Re-examining Voter Turnout in Large Elections
AbstractA well-known shortcoming of rational voter models is that the equilibrium probability that an individual votes converges to zero as the population of citizens tends to infinity. We show that this does not ñ as is often suggested ñ imply that equilibrium voter turnout is insignificant in the limit. We characterize limiting equilibrium turnout and show that it may actually be arbitrarily large. Indeed, expected equilibrium turnout is shown to be closely approximated by 1/ where c is the lowest possible realization of an individualís voting cost.
Download InfoIf you experience problems downloading a file, check if you have the proper application to view it first. In case of further problems read the IDEAS help page. Note that these files are not on the IDEAS site. Please be patient as the files may be large.
Bibliographic InfoPaper provided by Duke University, Department of Economics in its series Working Papers with number 05-09.
Length: 20 pages
Date of creation: 2005
Date of revision:
Contact details of provider:
Postal: Department of Economics Duke University 213 Social Sciences Building Box 90097 Durham, NC 27708-0097
Phone: (919) 660-1800
Fax: (919) 684-8974
Web page: http://econ.duke.edu/
This paper has been announced in the following NEP Reports:
- NEP-ALL-2005-10-23 (All new papers)
- NEP-CDM-2005-10-27 (Collective Decision-Making)
- NEP-PBE-2005-10-26 (Public Economics)
You can help add them by filling out this form.
CitEc Project, subscribe to its RSS feed for this item.
- Ozgur Evren, 2009. "Altruism, Turnout and Strategic Voting Behavior," Levine's Working Paper Archive 814577000000000309, David K. Levine.
For technical questions regarding this item, or to correct its authors, title, abstract, bibliographic or download information, contact: (Department of Economics Webmaster).
If you have authored this item and are not yet registered with RePEc, we encourage you to do it here. This allows to link your profile to this item. It also allows you to accept potential citations to this item that we are uncertain about.
If references are entirely missing, you can add them using this form.
If the full references list an item that is present in RePEc, but the system did not link to it, you can help with this form.
If you know of missing items citing this one, you can help us creating those links by adding the relevant references in the same way as above, for each refering item. If you are a registered author of this item, you may also want to check the "citations" tab in your profile, as there may be some citations waiting for confirmation.

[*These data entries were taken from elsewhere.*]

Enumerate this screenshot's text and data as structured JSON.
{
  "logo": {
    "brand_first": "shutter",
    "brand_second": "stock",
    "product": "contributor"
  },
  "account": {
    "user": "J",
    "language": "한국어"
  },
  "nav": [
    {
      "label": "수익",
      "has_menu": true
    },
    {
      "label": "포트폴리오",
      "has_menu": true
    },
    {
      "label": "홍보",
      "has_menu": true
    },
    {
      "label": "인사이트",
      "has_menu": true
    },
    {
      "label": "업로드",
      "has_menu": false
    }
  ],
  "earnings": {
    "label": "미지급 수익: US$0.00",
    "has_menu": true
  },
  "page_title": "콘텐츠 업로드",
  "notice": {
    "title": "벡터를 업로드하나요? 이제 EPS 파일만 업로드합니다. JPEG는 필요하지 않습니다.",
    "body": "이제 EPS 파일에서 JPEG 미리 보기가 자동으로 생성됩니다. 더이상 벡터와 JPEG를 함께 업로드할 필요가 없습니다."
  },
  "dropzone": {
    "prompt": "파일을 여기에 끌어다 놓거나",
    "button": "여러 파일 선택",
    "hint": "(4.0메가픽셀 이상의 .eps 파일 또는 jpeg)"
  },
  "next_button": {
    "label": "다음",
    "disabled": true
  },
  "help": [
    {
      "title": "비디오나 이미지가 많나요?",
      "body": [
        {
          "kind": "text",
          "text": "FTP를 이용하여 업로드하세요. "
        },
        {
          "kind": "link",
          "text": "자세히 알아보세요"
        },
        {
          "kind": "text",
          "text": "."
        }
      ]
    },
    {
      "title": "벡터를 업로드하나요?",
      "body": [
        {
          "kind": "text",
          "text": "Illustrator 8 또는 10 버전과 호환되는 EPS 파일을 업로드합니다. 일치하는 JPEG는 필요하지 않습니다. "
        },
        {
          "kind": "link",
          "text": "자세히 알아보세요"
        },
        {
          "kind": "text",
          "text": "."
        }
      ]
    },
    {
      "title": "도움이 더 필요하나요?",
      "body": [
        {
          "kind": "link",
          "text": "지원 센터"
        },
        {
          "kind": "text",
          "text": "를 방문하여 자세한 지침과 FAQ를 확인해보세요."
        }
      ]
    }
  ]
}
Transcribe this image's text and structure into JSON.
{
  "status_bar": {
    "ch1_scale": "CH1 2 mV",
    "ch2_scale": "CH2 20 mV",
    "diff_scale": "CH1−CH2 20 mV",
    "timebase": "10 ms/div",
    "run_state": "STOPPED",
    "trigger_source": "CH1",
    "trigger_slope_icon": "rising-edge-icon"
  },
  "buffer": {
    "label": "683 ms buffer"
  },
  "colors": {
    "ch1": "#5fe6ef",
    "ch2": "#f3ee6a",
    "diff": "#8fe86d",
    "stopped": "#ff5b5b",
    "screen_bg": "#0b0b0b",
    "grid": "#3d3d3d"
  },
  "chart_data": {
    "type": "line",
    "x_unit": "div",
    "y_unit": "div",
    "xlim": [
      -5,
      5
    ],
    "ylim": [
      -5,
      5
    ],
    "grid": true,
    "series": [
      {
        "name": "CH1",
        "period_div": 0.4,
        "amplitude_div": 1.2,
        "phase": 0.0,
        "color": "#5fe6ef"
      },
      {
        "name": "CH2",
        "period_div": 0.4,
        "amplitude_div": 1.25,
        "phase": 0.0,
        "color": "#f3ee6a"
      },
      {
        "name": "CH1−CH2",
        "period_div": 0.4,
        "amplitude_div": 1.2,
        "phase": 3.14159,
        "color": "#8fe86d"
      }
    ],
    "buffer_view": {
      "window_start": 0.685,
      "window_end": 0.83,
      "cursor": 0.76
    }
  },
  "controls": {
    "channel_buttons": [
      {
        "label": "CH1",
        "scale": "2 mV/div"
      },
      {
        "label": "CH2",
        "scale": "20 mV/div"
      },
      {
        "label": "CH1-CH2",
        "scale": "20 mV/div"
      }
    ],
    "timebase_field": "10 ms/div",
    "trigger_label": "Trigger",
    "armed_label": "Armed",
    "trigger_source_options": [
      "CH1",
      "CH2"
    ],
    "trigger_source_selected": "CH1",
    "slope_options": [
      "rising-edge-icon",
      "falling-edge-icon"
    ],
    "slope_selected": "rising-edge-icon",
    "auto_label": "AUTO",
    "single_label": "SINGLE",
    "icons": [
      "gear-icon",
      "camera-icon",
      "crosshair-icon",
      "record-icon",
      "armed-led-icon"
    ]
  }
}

Please note that corrections may take a couple of weeks to filter through the various RePEc services.